**Activity**
Wherever the string "icon" appears in the records, return the line that holds it.

Interface dataset entries
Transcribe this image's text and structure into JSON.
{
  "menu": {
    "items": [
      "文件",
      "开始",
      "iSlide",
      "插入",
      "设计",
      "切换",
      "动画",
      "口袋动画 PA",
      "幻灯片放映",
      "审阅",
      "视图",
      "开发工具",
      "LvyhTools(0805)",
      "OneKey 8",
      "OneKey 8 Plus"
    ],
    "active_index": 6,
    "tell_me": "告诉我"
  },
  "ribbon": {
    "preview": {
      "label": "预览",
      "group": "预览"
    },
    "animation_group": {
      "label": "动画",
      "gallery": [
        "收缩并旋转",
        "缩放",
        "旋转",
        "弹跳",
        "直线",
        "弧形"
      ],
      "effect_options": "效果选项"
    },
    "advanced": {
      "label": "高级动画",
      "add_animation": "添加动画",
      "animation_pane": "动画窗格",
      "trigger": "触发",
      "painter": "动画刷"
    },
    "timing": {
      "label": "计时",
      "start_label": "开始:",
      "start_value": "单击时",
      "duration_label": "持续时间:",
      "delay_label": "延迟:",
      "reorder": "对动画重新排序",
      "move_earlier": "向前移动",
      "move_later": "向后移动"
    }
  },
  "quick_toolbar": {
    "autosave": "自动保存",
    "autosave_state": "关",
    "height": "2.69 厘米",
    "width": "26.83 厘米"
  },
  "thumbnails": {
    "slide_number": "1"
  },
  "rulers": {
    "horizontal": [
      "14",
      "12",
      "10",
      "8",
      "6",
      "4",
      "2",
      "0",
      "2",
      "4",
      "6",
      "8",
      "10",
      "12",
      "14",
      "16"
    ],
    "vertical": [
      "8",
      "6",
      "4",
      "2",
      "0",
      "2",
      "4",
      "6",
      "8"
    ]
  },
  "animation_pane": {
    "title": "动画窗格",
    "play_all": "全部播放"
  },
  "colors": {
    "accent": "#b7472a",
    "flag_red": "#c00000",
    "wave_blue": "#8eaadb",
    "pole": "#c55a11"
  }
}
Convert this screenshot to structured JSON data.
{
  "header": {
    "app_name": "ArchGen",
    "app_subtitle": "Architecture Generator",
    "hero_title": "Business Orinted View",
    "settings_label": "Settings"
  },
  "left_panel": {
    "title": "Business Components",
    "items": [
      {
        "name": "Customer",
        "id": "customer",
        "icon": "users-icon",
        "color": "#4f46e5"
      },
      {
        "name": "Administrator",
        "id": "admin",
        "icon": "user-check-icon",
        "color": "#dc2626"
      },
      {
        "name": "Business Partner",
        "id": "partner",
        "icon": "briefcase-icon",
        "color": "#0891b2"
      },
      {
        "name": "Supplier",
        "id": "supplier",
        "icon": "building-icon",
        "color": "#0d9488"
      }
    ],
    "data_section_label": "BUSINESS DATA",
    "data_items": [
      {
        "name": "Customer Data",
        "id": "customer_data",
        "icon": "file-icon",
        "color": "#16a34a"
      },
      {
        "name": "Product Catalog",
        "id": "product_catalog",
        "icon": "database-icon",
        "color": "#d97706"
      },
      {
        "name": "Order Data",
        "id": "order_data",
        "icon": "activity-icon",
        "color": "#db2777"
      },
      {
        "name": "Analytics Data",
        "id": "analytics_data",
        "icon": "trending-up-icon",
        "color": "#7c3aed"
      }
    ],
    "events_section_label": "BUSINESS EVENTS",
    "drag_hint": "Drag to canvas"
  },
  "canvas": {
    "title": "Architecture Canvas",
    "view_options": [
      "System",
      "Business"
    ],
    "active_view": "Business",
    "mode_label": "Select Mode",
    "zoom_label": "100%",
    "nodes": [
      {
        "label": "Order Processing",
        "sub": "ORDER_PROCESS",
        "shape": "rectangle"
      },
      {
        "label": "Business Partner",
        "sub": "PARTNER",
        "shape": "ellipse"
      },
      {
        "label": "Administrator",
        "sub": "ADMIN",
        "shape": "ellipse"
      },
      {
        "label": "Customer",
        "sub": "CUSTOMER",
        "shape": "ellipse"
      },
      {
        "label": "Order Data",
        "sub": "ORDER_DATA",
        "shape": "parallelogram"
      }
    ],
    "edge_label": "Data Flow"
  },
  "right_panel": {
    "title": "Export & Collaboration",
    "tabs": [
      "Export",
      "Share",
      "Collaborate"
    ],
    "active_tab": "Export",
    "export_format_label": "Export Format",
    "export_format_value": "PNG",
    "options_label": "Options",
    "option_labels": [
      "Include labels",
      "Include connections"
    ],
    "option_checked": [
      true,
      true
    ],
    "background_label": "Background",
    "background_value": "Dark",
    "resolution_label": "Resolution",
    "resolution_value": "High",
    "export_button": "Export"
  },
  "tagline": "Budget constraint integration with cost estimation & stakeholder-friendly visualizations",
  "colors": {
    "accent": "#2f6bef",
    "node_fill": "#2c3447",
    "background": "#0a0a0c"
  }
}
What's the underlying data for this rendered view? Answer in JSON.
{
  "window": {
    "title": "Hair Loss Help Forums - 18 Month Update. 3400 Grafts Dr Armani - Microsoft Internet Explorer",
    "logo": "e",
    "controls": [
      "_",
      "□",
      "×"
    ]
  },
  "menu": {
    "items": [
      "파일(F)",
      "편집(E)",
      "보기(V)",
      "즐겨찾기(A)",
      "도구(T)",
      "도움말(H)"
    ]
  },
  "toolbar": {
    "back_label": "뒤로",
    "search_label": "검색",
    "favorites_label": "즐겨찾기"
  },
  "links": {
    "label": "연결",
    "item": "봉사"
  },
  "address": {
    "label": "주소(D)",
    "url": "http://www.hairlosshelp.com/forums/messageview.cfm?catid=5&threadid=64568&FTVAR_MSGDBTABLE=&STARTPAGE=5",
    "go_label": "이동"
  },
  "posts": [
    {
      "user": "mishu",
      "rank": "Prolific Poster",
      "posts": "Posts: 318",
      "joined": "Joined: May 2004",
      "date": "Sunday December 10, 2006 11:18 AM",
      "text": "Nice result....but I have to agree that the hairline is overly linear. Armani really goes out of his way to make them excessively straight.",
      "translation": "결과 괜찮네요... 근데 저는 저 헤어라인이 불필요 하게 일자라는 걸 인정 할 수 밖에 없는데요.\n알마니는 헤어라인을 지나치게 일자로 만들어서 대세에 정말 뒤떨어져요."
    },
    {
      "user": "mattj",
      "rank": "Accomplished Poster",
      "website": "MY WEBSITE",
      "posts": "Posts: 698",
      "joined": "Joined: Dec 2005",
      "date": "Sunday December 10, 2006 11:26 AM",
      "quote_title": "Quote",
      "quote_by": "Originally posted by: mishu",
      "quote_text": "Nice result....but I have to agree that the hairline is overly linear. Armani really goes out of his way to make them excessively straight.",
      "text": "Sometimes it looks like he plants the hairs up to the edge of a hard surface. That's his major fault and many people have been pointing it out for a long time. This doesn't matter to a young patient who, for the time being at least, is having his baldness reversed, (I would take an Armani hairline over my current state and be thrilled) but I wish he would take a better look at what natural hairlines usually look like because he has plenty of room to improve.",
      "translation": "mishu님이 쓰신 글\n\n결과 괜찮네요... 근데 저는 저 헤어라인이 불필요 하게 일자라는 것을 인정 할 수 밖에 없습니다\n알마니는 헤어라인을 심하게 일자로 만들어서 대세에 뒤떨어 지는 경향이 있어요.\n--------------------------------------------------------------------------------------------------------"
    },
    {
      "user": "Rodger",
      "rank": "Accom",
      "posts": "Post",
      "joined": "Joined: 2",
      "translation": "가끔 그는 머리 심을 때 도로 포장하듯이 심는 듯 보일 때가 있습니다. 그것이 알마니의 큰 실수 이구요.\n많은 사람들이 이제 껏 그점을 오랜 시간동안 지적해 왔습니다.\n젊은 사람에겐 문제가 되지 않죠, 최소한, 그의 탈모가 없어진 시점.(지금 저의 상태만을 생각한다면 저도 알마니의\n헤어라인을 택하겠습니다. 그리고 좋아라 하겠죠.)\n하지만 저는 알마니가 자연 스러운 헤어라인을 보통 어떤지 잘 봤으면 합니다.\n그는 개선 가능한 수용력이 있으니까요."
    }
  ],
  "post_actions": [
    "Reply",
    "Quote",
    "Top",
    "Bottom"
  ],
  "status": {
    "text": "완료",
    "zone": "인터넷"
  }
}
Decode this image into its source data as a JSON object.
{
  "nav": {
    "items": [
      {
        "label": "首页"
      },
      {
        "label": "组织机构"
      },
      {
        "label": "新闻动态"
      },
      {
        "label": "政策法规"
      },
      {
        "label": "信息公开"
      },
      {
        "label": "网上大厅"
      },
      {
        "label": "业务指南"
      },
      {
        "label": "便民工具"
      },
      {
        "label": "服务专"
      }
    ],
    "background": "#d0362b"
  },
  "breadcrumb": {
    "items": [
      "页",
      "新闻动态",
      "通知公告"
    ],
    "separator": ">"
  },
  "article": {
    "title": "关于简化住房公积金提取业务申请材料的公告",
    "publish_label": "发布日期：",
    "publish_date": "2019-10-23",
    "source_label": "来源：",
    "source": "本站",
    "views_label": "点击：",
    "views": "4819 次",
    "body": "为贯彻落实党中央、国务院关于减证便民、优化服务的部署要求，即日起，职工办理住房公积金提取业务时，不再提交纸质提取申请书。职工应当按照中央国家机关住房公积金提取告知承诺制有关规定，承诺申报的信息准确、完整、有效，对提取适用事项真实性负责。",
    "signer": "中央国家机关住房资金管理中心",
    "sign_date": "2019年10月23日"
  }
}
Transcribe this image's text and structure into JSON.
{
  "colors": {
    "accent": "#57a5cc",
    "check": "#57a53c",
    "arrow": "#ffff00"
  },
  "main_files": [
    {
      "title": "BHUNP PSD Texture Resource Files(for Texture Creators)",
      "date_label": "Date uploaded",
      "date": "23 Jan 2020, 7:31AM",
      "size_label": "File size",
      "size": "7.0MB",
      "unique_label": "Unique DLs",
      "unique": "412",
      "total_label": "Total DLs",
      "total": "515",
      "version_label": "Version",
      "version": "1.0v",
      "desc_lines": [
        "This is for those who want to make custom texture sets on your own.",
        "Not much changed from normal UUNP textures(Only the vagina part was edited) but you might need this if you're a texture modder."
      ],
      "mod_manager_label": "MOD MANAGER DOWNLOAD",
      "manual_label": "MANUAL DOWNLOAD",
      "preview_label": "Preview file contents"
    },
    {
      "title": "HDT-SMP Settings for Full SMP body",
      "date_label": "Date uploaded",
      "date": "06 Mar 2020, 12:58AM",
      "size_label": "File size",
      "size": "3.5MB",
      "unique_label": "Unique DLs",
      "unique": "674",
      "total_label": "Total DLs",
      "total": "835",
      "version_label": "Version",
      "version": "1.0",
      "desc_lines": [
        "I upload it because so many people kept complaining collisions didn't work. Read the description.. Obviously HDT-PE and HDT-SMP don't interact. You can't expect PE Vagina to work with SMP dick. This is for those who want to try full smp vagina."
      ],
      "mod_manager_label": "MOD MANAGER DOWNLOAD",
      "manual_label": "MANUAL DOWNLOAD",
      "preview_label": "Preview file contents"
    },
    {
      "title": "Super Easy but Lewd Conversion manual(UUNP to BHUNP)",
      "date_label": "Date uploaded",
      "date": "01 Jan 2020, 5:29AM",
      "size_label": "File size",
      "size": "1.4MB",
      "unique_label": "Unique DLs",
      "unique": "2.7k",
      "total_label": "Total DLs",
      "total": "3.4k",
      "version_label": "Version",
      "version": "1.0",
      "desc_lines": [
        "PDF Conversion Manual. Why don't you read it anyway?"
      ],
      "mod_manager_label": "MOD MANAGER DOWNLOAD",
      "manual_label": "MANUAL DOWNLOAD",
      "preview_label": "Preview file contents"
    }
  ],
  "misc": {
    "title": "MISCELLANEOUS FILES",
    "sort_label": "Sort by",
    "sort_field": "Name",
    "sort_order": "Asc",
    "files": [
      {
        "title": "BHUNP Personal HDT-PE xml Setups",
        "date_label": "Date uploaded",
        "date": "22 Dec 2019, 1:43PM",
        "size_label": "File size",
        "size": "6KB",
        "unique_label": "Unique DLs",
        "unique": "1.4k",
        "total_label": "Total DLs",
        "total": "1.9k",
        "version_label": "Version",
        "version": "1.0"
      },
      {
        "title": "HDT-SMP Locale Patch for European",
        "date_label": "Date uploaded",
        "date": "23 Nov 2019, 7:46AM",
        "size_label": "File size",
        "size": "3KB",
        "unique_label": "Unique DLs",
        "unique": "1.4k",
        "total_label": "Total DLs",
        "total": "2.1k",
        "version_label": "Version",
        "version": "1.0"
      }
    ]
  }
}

**Answer for the task**
        "icon": "users-icon",
        "icon": "user-check-icon",
        "icon": "briefcase-icon",
        "icon": "building-icon",
        "icon": "file-icon",
        "icon": "database-icon",
        "icon": "activity-icon",
        "icon": "trending-up-icon",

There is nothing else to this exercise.